The final in the series of "Narnia" stories, The Last Battle works on the same two levels as the other stories. On the one hand, we have a an adventure story about children in a strange and magical world, and on the other we have a treatise on ethics and religion.
Lewis' world of adventure and magic is charming, vividly described and exhilarating. As with the other books in the series, this is fundamentally a human story of drama and pathos, where children are finding adventure and heroism. As a child, I was as enthalled with this story as with any of his others - real favourites. Even so, I found this to be the darkest and in many ways the most challenging of his works. Now, as an adult, I see this very much as a work to be a passionate statement of religious belief, which is skillfully articulated though uncompromising in the position it takes.
The work is really in two parts. The longer, first part, has an interesting opening in which a rather selfish and thoughtless creature sets in motion a chain of events that culminates in the destruction of a sacred forest and ultimately in a breakdown of social order. There follows revolt and warfare wrapped up with fragmentation and subversion of the previously unassailable cult of Aslan. The second part involves the transportation of the children and their friends to the land of Aslan and much discussion of their love of Aslan and much discussion of the wonder and beauty of Aslan's kingdom.
Clearly, Aslan represents God. The narrative part of the story has much to do with the nature of good and evil, and the difference between doing wrong innocently and doing wrong maliciously. Interestingly, it follows a strong thread through the nature of propaganda, the subversion of a worthy cause, and the uncontrollable chaos of politics. Slightly worrying are the casting of an apparently Middle-Eastern kingdom as devil-worshippers, the general feeling that the British class system is alive and well in Narnia, and the slightly mysogenistic criticism of Susan who as a young woman "has reached the silliest time of her life and wants to stay there for as long as possible". I think we can forgive this slight transgressions of political correctness in view of the time in which the novel were written; the "green" views concerning the cutting down of woodland and (horrors!) the march of civilisation would find, though, some resonance today.

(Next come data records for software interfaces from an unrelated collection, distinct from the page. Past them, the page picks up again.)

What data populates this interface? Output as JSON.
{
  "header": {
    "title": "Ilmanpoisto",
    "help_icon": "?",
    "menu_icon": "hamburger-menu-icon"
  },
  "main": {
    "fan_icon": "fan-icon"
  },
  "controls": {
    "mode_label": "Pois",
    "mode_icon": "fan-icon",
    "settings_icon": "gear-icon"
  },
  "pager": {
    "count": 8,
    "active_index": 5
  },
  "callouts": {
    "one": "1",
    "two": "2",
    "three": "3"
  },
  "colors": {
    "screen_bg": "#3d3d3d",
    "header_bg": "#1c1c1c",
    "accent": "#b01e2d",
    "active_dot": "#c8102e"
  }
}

The Christian element of the book is very firmly stated, especially in the second part, which is more or less a description of the Second Coming and the End of the World! Heavy stuff for a children's book! However, it works surprisingly well and a child will enjoy the story and probably find the sub-text at least posing some questions for them.
Technically the production is excellent, as might be expected from the BBC. It is the right length, seems to be unabridged (though I have not checked) and the voices and sound effects fit together nicely without being overdone.
I would recommend this, but not before you have read (or listened to) The Lion the Witch and the Wardrobe plus a couple of the other works in the series.